Creating a connection doesn’t have to be creating a blog, podcast and monitoring Twitter 24/7. If you ask Capital Ford in Regina, sometimes all it takes is one Tweet: I think the Regina Police would agree that making a connection will exponentially grow long-term value.
Who’s got your back? Who would stick up for you when people post defamatory comments on your Facebook page?
If you’re not developing a community, a tribe, a following, a group of raving fans then you may have to go back to the drawing board. If your product or service is really as good as you say it is, it shouldn’t be hard to tell a few people and have your message spread organically. That, however, is much easier said than done.
Growing a mutually beneficial community around your brand isn’t an easy task but as with anything in life, doing the difficult work will pay off in a big way over time. What does your “community” want? A place where their voice is heard? A forum to connect with like-minded individuals? Maybe they just want the most up-to-date information on your area of expertise. Whatever it is, the only way to find out is to begin to ask and try to help potential customers without trying to make a sale. I’ll say it again if you missed it. Help potential customers without trying to make a sale, engage them, seek feedback every step of the way and provide more value than you’re extracting from your tribe.
Example: I have a paid subscription to SEOMoz software, I pay for tools to measure client websites more effectively. They send out a monthly list to subscribers, of the ten top articles they’ve found over the past month and every single article is extremely valuable. They also put out a video every Friday called White Board Friday, which usually consists of some advice or case study on how to improve your online presence.
Finally, a lot of the copy and writing on their site is done in a lighthearted, even funny way. I really enjoy a website that makes a relatively boring experience just a little bit better with humor.
They’ve established a community that goes way beyond a simple transaction.
So you see, we’re living in a completely different marketing era. What you did even five years ago may not be relevant today.

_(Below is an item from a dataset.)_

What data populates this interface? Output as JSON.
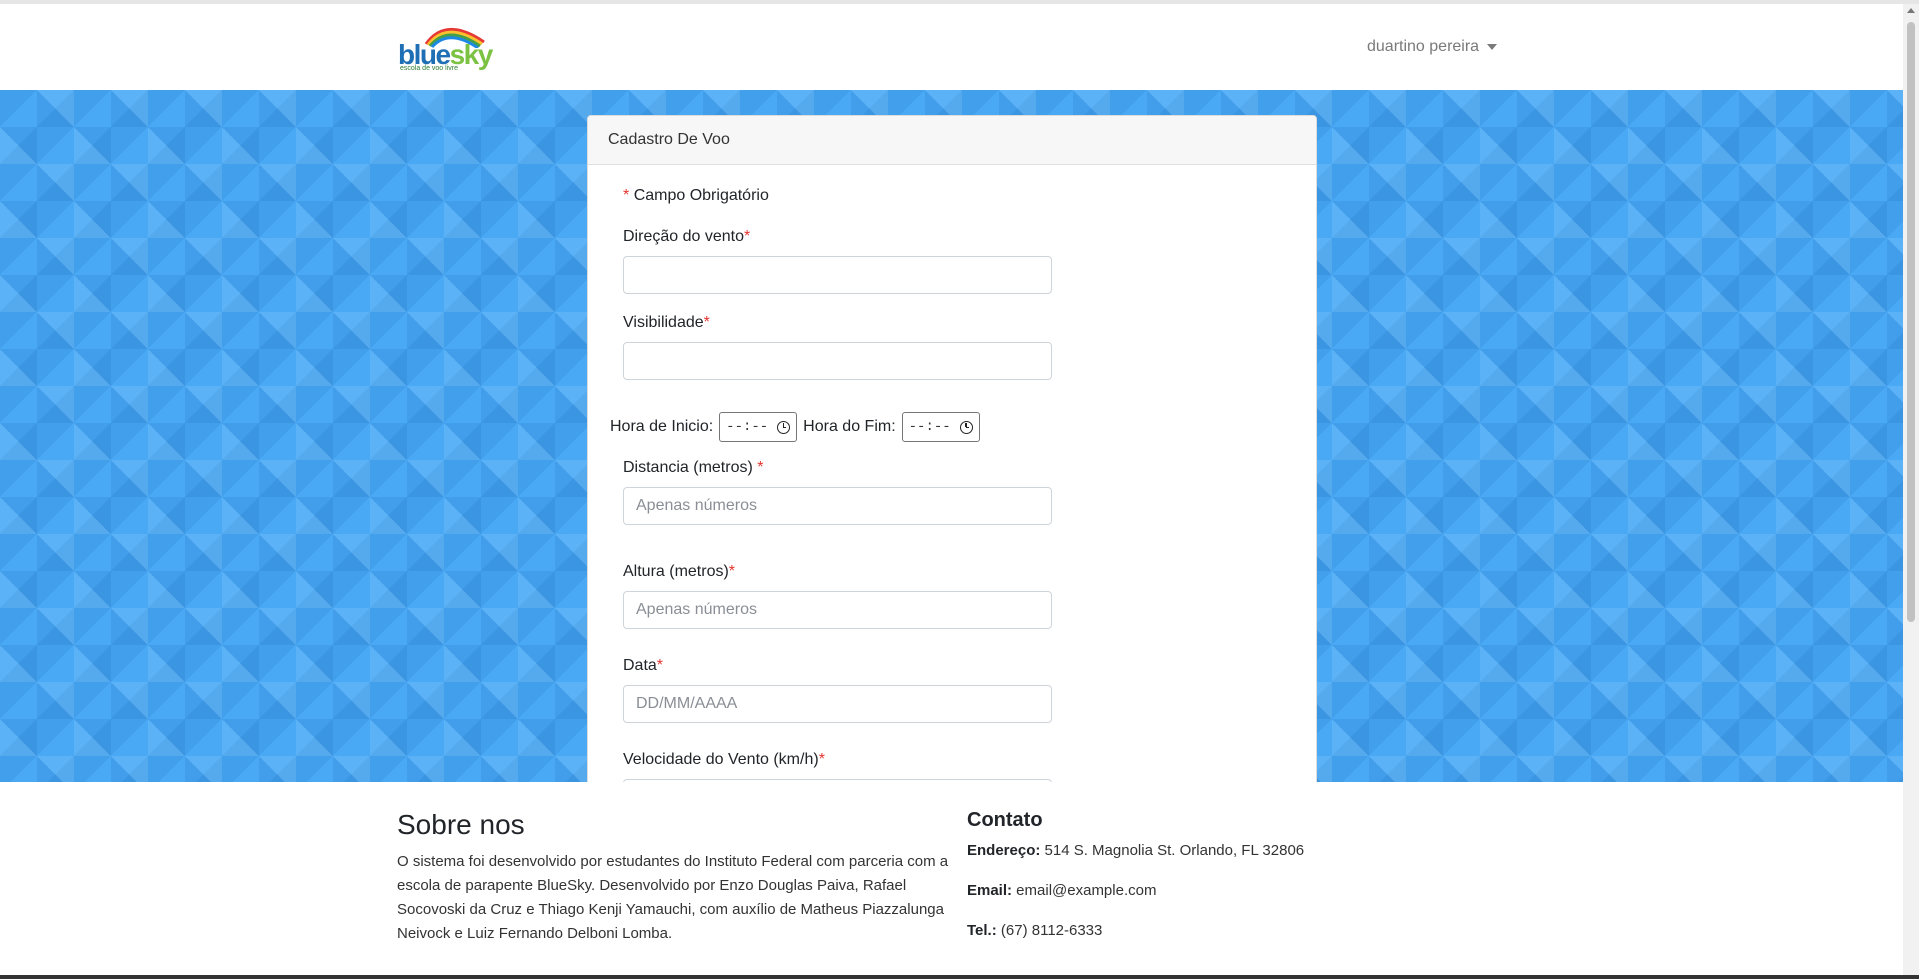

You must constantly be measuring to understand where to make your largest return on investment and conversely, where you should be readjusting your strategy to systematically rid your marketing mix of useless tactics.
Have an example of one of the four C’s? We’d love to hear from you in the comments.